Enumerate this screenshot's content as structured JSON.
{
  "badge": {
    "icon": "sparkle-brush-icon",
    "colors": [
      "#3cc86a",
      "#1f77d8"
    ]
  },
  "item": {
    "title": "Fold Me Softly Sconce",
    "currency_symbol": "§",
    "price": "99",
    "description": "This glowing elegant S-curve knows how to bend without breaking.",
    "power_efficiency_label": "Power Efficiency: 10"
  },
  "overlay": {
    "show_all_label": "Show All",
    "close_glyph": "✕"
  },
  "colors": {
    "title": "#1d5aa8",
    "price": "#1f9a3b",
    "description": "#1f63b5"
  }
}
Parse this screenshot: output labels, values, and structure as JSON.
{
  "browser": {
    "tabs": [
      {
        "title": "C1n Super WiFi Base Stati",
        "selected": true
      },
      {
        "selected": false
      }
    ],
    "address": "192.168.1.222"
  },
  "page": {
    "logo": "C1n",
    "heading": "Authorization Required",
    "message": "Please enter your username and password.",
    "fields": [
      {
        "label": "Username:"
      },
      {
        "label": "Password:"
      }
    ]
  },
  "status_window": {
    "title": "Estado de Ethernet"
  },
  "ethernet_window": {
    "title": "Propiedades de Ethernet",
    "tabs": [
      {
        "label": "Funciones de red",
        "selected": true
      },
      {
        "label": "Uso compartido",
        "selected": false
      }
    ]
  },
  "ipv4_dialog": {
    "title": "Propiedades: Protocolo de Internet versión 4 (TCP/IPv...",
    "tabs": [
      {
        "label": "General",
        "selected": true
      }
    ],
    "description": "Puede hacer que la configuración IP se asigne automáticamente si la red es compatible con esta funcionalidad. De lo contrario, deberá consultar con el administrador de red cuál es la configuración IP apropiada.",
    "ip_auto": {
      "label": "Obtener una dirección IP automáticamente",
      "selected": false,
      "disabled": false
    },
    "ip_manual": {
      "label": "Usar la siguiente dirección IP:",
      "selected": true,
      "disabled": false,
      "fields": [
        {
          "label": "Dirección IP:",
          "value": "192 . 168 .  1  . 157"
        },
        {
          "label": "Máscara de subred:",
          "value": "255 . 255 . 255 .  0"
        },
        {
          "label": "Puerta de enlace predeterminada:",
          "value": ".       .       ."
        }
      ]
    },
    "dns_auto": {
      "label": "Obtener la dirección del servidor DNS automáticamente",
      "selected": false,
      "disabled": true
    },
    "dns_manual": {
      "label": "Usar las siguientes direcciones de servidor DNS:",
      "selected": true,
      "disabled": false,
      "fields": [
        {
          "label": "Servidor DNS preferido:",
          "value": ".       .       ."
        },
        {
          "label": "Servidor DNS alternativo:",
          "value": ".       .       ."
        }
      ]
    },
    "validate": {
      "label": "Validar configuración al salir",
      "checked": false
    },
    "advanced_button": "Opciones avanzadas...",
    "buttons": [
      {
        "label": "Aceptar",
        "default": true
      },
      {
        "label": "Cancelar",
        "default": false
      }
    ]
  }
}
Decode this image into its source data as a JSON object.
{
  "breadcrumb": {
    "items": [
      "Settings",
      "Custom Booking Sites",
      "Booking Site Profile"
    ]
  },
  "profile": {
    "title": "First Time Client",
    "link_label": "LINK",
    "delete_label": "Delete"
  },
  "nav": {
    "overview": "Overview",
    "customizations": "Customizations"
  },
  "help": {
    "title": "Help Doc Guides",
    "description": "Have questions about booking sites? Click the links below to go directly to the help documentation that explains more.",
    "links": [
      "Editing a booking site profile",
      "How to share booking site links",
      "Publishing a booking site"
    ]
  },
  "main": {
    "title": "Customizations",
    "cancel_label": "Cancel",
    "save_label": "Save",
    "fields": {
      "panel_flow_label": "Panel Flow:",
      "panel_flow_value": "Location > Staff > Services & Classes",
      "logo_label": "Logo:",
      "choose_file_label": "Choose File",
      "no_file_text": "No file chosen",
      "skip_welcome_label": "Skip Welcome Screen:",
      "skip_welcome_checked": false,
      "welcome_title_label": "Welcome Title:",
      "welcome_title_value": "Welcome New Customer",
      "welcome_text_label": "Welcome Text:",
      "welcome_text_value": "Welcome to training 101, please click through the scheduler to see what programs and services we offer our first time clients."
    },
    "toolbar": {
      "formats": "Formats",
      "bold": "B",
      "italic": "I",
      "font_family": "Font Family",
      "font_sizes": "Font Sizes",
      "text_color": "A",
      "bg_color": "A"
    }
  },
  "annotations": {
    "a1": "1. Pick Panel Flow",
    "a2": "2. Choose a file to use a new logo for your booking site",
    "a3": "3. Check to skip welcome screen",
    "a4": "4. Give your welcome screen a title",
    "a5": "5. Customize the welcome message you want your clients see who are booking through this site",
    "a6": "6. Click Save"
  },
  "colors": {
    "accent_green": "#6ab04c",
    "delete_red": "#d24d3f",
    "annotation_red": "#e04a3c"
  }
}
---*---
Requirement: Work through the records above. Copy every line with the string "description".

Written response:
    "description": "This glowing elegant S-curve knows how to bend without breaking.",
    "description": "#1f63b5"
    "description": "Puede hacer que la configuración IP se asigne automáticamente si la red es compatible con esta funcionalidad. De lo contrario, deberá consultar con el administrador de red cuál es la configuración IP apropiada.",
    "description": "Have questions about booking sites? Click the links below to go directly to the help documentation that explains more.",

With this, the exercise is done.